"In California, apprenticeship training is governed by the Shelley--Maloney Apprenticeship Labor Standards Act of 1939 [("Shelley--Maloney Act")], which is codified as California Labor Code section 3070 et seq." S. Cal. Chapter of Assoc. Builders & Contractors, Inc., Joint Apprenticeship Comm., 4 Cal. 4th at 433. "Pursuant to the Shelley--Maloney Act, apprenticeship training is administered by the Division [of Apprenticeship Standards ("DAS")], which is under the auspices of the Department of Industrial Relations [("DIR")](hereafter Department)." Id. (citation omitted). "The Chief of the [DAS] . . . administers the apprenticeship law . . . and is empowered to investigate and either approve or disapprove written standards for apprenticeship programs." Id. (citations omitted).
California was "authorized under 29 C.F.R. § 29.12 to approve apprenticeship programs for federal purposes as a SAC state [in] 1978." Cal. Div. Of Labor Standards Enforcement v. Dillingham Constr., N.A., Inc., 519 U.S. 316, 320 (1997). However, after California amended its apprenticeship law -- California Labor Code § 3075 -- in 1999, OATELS "began proceedings to derecognize" California as a SAC state "contending that the amended apprenticeship statute did not conform to federal standards." Cal. Dept. of Indus. Relations, Adm. Rev. Bd. Case No. 05-093, 2007 WL 352459 (Dep't of Labor Jan. 31, 2007) (final decision and order). The United States Department of Labor's Administrative Review Board ultimately withdrew California's recognition as a SAC state on January 31, 2007. Cal. Dept. of Indus. Relations, 72 Fed. Reg. 9590-01 (Dep't of Labor Mar. 2, 2007) (notice). Therefore, California "no longer has the authority to register or oversee apprenticeship programs for 'Federal purposes.'" Id.

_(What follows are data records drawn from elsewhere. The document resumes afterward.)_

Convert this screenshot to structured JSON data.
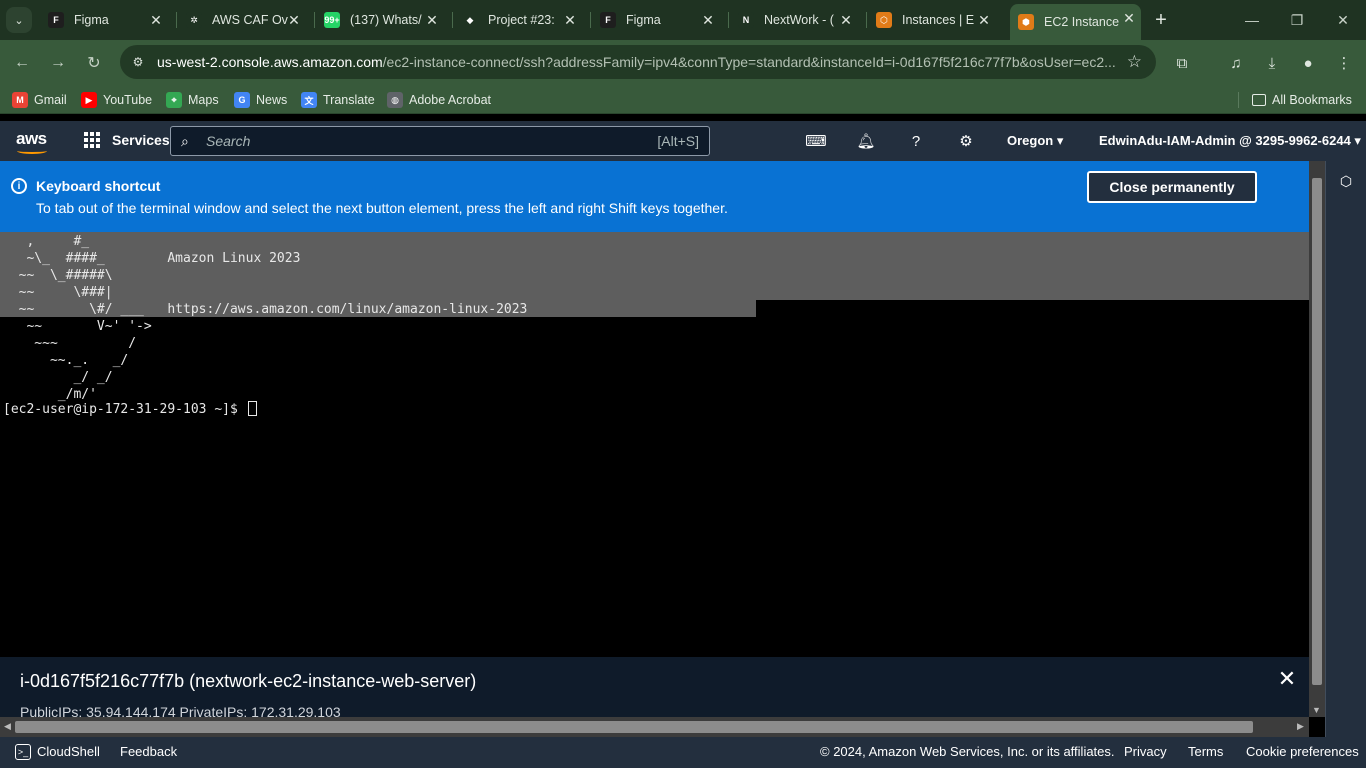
{
  "browser": {
    "tabs": [
      {
        "label": "Figma",
        "icon": "figma-icon",
        "color": "#1e1e1e",
        "glyph": "F"
      },
      {
        "label": "AWS CAF Ov",
        "icon": "chatgpt-icon",
        "color": "#1f3322",
        "glyph": "✲"
      },
      {
        "label": "(137) Whats/",
        "icon": "whatsapp-icon",
        "color": "#25d366",
        "glyph": "99+"
      },
      {
        "label": "Project #23:",
        "icon": "cube-icon",
        "color": "#1f3322",
        "glyph": "◆"
      },
      {
        "label": "Figma",
        "icon": "figma-icon",
        "color": "#1e1e1e",
        "glyph": "F"
      },
      {
        "label": "NextWork - (",
        "icon": "nextwork-icon",
        "color": "#1f3322",
        "glyph": "N"
      },
      {
        "label": "Instances | E",
        "icon": "aws-ec2-icon",
        "color": "#e07b18",
        "glyph": "⬡"
      },
      {
        "label": "EC2 Instance",
        "icon": "aws-ec2-icon",
        "color": "#e07b18",
        "glyph": "⬢"
      }
    ],
    "url_host": "us-west-2.console.aws.amazon.com",
    "url_path": "/ec2-instance-connect/ssh?addressFamily=ipv4&connType=standard&instanceId=i-0d167f5f216c77f7b&osUser=ec2...",
    "bookmarks": [
      {
        "label": "Gmail",
        "icon": "gmail-icon",
        "color": "#ea4335",
        "glyph": "M"
      },
      {
        "label": "YouTube",
        "icon": "youtube-icon",
        "color": "#ff0000",
        "glyph": "▶"
      },
      {
        "label": "Maps",
        "icon": "maps-icon",
        "color": "#34a853",
        "glyph": "⌖"
      },
      {
        "label": "News",
        "icon": "news-icon",
        "color": "#4285f4",
        "glyph": "G"
      },
      {
        "label": "Translate",
        "icon": "translate-icon",
        "color": "#4285f4",
        "glyph": "文"
      },
      {
        "label": "Adobe Acrobat",
        "icon": "globe-icon",
        "color": "#5f6368",
        "glyph": "◍"
      }
    ],
    "all_bookmarks": "All Bookmarks"
  },
  "aws": {
    "logo": "aws",
    "services": "Services",
    "search_placeholder": "Search",
    "search_shortcut": "[Alt+S]",
    "region": "Oregon",
    "account": "EdwinAdu-IAM-Admin @ 3295-9962-6244"
  },
  "flash": {
    "title": "Keyboard shortcut",
    "body": "To tab out of the terminal window and select the next button element, press the left and right Shift keys together.",
    "button": "Close permanently"
  },
  "terminal": {
    "lines": [
      "   ,     #_",
      "   ~\\_  ####_        Amazon Linux 2023",
      "  ~~  \\_#####\\",
      "  ~~     \\###|",
      "  ~~       \\#/ ___   https://aws.amazon.com/linux/amazon-linux-2023",
      "   ~~       V~' '->",
      "    ~~~         /",
      "      ~~._.   _/",
      "         _/ _/",
      "       _/m/'"
    ],
    "prompt": "[ec2-user@ip-172-31-29-103 ~]$ "
  },
  "instance": {
    "title": "i-0d167f5f216c77f7b (nextwork-ec2-instance-web-server)",
    "ips": "PublicIPs: 35.94.144.174   PrivateIPs: 172.31.29.103"
  },
  "footer": {
    "cloudshell": "CloudShell",
    "feedback": "Feedback",
    "copyright": "© 2024, Amazon Web Services, Inc. or its affiliates.",
    "privacy": "Privacy",
    "terms": "Terms",
    "cookies": "Cookie preferences"
  }
}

B. The Three Public Works Projects at Issue
Plaintiffs' motion concerns the enforcement of California apprenticeship and prevailing wage laws on the following three public works projects (referenced collectively as "state projects"): (1) the Chicago Park Elementary School Multi-purpose/Gymnasium Expansion & Four New Relocatable Classroom Buildings Project in Nevada County, ("Chicago Park Project"); (2) the Marysville High School Alternative Education Center Project in Yuba County, ("Marysville High Project"); and (3) Williams-Brotherhood Joint Use Gym in Stockton, California ("Stockton Project"). The "Chicago Park Project" is a multi-purpose gymnasium and classroom expansion project. (Pls.' Compendium of Evidence in Supp. of Mot. for Prelim. Inj., Decl. of Michael Genest ¶ 3, ECF No. 6-2 ("Genest Decl.").)
The Treasurer of the State of California used a portion of the proceeds from the sale of "Build America Bonds," which occurred in April 2009 and May 2010, to fund a portion of the Stockton Project and the Chicago Park Project. (Genest Decl. ¶¶ 10a, 10c.) "Build America Bonds" are a new form of municipal bond which are subject to federal taxes. Id.
¶ 8. However, the U.S. Treasury pays a subsidy to the municipal lender to cover the differential costs associated with the taxable nature of the bond. Id. The Treasurer of the State of California funded the Marysville High Project with funds received from the sell of municipal bonds, which are usually exempt from federal taxation. Id. ¶¶ 5, 10b. Plaintiffs argue that the referenced financing for the state projects causes the projects to be projects for a "federal purpose" under the Fitzgerald Act and its implementing regulations, because of the referenced federal tax incentives involved with funding the projects. (Pls. Mot. for Prelim. Inj. at 21-24.)
A. Standing / Ripeness of Specific Injunctive Relief Sought
Plaintiffs request the following specific relief in their preliminary injunction motion:
[An order] enjoining and prohibiting Defendants . . .
(a) From refusing to recognize and comply with the United State Department of Labor Administrative Review Board's "Final Decision and Order" of January 31, 2007 and the U.S. Department of Labor's March 2, 2007 public notice, pursuant to 29 C.F.R. 29.13(d), that "the CDIR and the CAC no longer have ...